→ **Try it**: The whole of the data, every line, should come back exactly the same.

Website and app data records

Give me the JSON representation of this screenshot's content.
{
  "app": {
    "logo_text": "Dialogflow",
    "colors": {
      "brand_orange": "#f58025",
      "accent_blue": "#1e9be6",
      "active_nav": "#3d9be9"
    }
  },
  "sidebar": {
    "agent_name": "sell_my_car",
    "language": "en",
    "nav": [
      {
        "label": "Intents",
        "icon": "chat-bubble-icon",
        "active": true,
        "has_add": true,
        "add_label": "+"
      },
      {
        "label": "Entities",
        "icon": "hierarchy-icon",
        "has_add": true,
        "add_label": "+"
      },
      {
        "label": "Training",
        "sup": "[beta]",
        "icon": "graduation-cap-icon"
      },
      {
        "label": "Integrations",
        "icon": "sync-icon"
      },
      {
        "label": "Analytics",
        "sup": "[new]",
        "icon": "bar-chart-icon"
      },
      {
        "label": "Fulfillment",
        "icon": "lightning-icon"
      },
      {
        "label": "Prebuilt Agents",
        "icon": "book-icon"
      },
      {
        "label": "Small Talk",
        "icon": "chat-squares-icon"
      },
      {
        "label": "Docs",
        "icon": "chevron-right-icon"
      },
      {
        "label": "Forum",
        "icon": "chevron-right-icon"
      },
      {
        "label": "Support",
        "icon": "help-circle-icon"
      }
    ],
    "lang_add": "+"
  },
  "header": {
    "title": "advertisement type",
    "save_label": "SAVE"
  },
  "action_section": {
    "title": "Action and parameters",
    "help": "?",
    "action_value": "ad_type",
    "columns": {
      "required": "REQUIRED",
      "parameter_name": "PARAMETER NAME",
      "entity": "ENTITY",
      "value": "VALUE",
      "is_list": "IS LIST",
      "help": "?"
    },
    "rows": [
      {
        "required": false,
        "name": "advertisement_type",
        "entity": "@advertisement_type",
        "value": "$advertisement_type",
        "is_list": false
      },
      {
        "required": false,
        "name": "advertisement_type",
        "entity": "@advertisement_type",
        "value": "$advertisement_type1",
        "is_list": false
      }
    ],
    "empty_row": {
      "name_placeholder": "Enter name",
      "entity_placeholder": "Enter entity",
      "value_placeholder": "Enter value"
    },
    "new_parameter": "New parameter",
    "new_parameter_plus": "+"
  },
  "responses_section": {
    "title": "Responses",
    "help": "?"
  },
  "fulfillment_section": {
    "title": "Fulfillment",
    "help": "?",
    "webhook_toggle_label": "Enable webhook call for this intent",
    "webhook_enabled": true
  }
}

→ **Reply**:
Give me the JSON representation of this screenshot's content.
{
  "app": {
    "logo_text": "Dialogflow",
    "colors": {
      "brand_orange": "#f58025",
      "accent_blue": "#1e9be6",
      "active_nav": "#3d9be9"
    }
  },
  "sidebar": {
    "agent_name": "sell_my_car",
    "language": "en",
    "nav": [
      {
        "label": "Intents",
        "icon": "chat-bubble-icon",
        "active": true,
        "has_add": true,
        "add_label": "+"
      },
      {
        "label": "Entities",
        "icon": "hierarchy-icon",
        "has_add": true,
        "add_label": "+"
      },
      {
        "label": "Training",
        "sup": "[beta]",
        "icon": "graduation-cap-icon"
      },
      {
        "label": "Integrations",
        "icon": "sync-icon"
      },
      {
        "label": "Analytics",
        "sup": "[new]",
        "icon": "bar-chart-icon"
      },
      {
        "label": "Fulfillment",
        "icon": "lightning-icon"
      },
      {
        "label": "Prebuilt Agents",
        "icon": "book-icon"
      },
      {
        "label": "Small Talk",
        "icon": "chat-squares-icon"
      },
      {
        "label": "Docs",
        "icon": "chevron-right-icon"
      },
      {
        "label": "Forum",
        "icon": "chevron-right-icon"
      },
      {
        "label": "Support",
        "icon": "help-circle-icon"
      }
    ],
    "lang_add": "+"
  },
  "header": {
    "title": "advertisement type",
    "save_label": "SAVE"
  },
  "action_section": {
    "title": "Action and parameters",
    "help": "?",
    "action_value": "ad_type",
    "columns": {
      "required": "REQUIRED",
      "parameter_name": "PARAMETER NAME",
      "entity": "ENTITY",
      "value": "VALUE",
      "is_list": "IS LIST",
      "help": "?"
    },
    "rows": [
      {
        "required": false,
        "name": "advertisement_type",
        "entity": "@advertisement_type",
        "value": "$advertisement_type",
        "is_list": false
      },
      {
        "required": false,
        "name": "advertisement_type",
        "entity": "@advertisement_type",
        "value": "$advertisement_type1",
        "is_list": false
      }
    ],
    "empty_row": {
      "name_placeholder": "Enter name",
      "entity_placeholder": "Enter entity",
      "value_placeholder": "Enter value"
    },
    "new_parameter": "New parameter",
    "new_parameter_plus": "+"
  },
  "responses_section": {
    "title": "Responses",
    "help": "?"
  },
  "fulfillment_section": {
    "title": "Fulfillment",
    "help": "?",
    "webhook_toggle_label": "Enable webhook call for this intent",
    "webhook_enabled": true
  }
}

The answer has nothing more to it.